Don Juan McQueen. Philadelphia: Lippincott, 1974. 

The Unique World of Women ... in Bible times and Now. Boston: G.K. Hall, 1974. 

Maria. Philadelphia: Lippincott, 1977. 

St. Simons Memoir. Philadelphia: Lippincott, 1978. 

Leave Your Self Alone. Grand Rapids: Zondervan Pub. House, 1979. 

Diary of a Novel. New York: Lippincott & Crowell, 1980. 

Margaret's Story. New York: Lippincott & Crowell, 1980. 

At Home on St. Simons. Atlanta, Ga.: Atlanta, Ga. : Peachtree, 1981. 

The Burden Is Light. New York: Dial, 1982. 

Getting through the Night. New York: Dial, 1982. 

Early Will I Seek Thee : Journal of a Heart That Longed and Found. New York: Dial, 1983. 

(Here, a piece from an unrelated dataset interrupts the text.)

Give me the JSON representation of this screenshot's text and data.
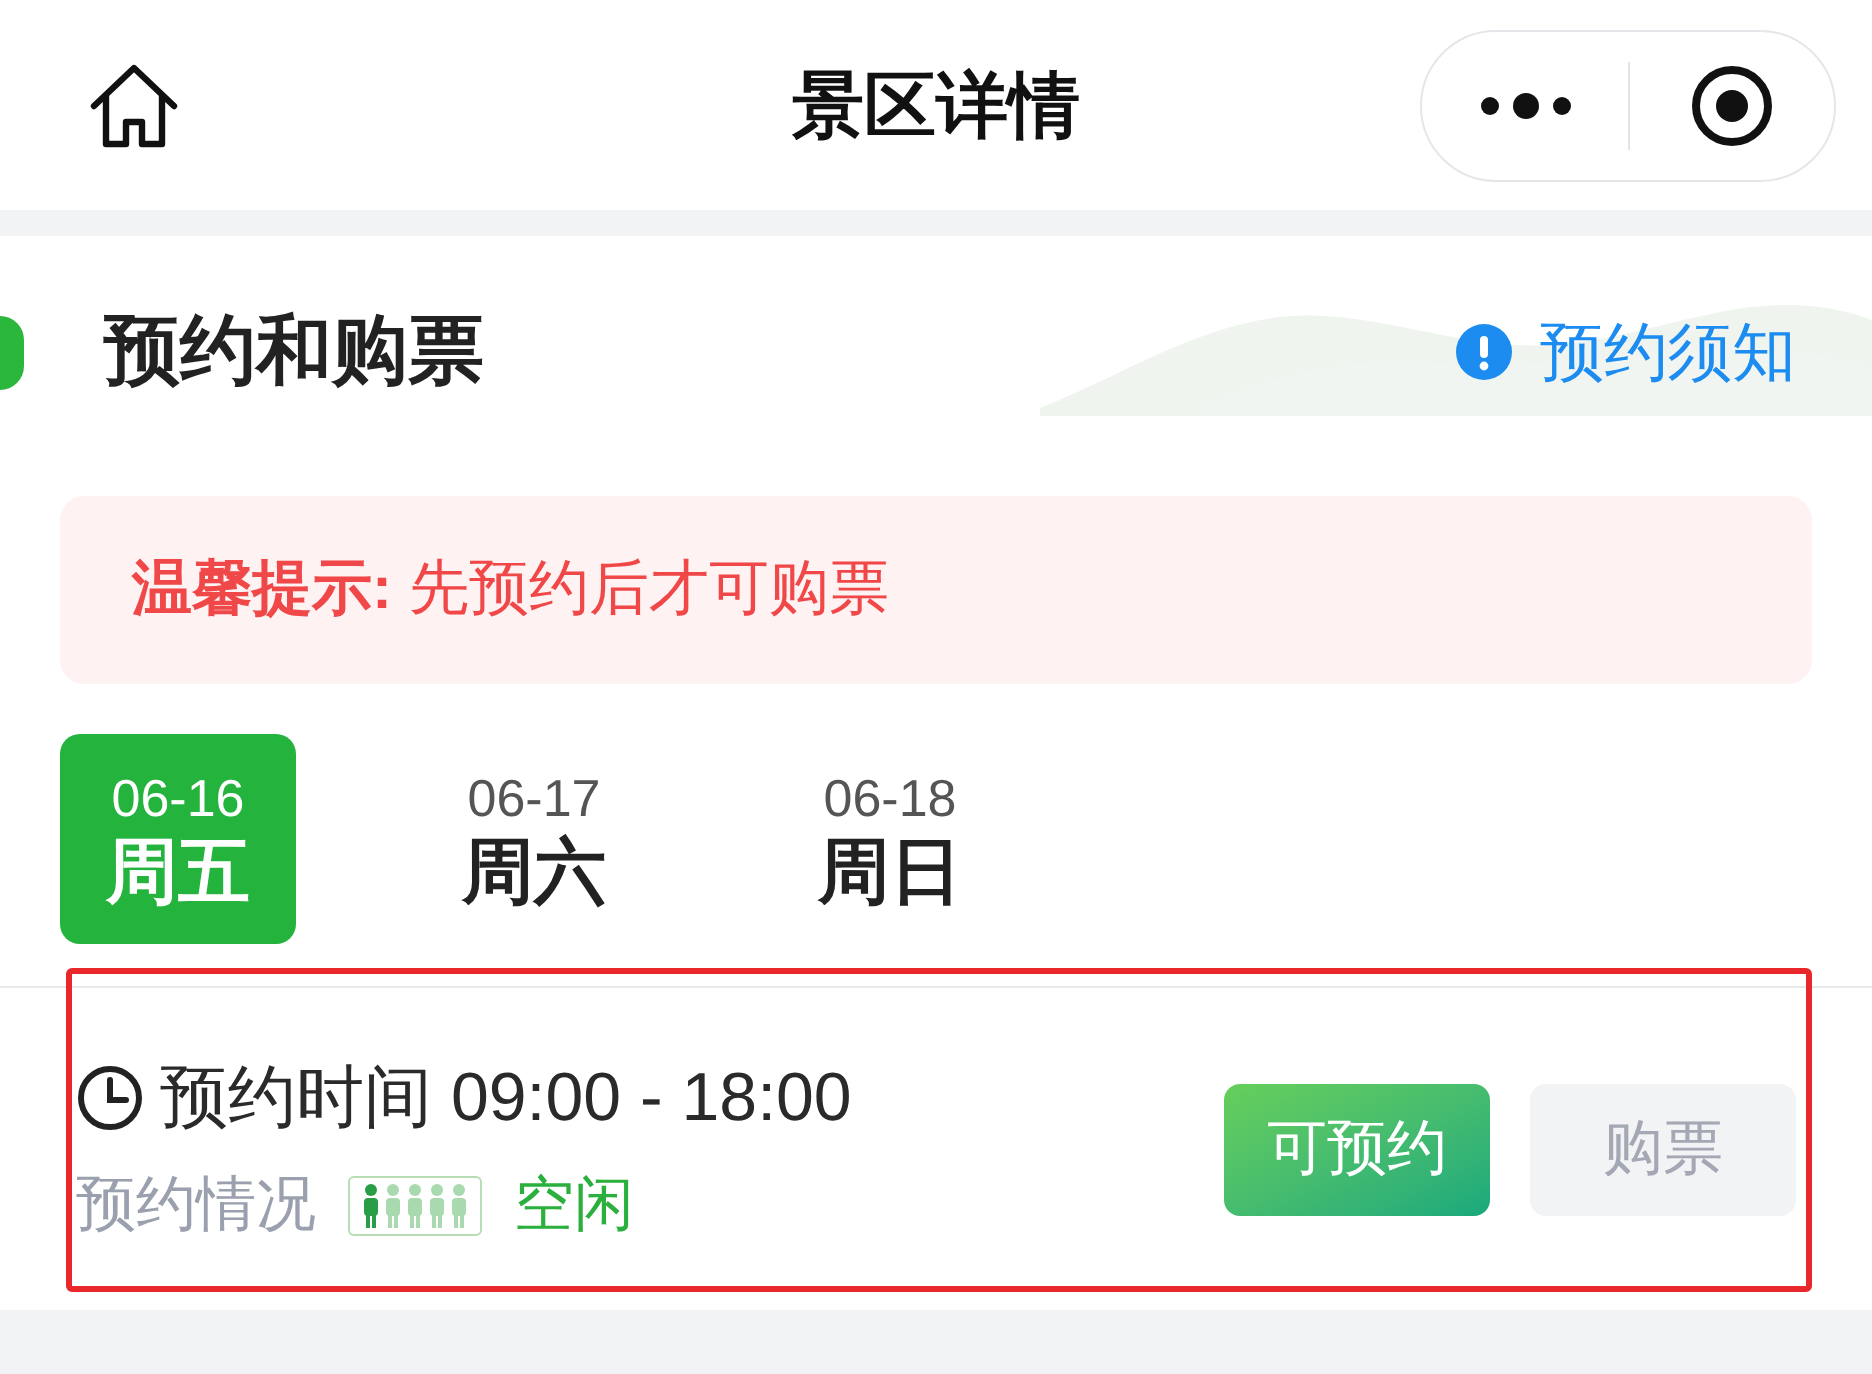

Savannah. Garden City, N.Y.: Doubleday, 1983. 

What Really Matters. New York: Dial, 1983. 

Another Day. Garden City, N.Y.: Dial, 1984. 

Savannah. New York: Berkley Pub. Group, 1984. 

To See Your Face Again : A Novel. Garden City, N.Y.: Doubleday, 1985. 

Lighthouse. Nashville, Tenn.: Rutledge Hill, 1985. 

Before the Darkness Falls. New York: Doubleday, 1987. 

Guale : The Sacred Landscape. (With James Valentine)Atlanta: Peachtree, 1988.

Stranger in Savannah. New York: Doubleday, 1989. 

Bright Captivity. New York: Doubleday, 1991. 

Inside One Author's Heart. New York: Doubleday, 1992. 

Where Shadows Go. New York: New York : Doubleday, 1993. 

Beauty from Ashes. New York: Doubleday, 1995. 

The Waiting Time. New York: Doubleday, 1997. 

The Waiting Time. New York: St. Martin's Paperbacks, 1998. 

Lighthouse. Franklin, TN: Providence House, 1999. 

Maria. Franklin, TN: Providence House, 1999. 

The Beloved Invader. Franklin, TN: Providence House, 2000. 

New Moon Rising. Franklin, TN: Providence House, 2000. 

Margaret's Story.Nashville, Tennessee : Turner Publishing Company, 2012.

Beauty from Ashes. Nashville, Tennessee : Turner Publishing Company, 2017.

Manuscript Holdings

Boston University's Howard Gotlieb Archival Research Center is home to the principal collection of manuscripts, correspondence and memorabilia of Eugenia Price.

The Coastal Georgia Historical Society holds photographs, documents, and artifacts related to Eugenia Price's St. Simons Trilogy.

A collection of Eugenia Price's manuscripts previously housed at the Kennesaw University Archives are now permanently located in the Georgia Historical Society Research Center in Savannah.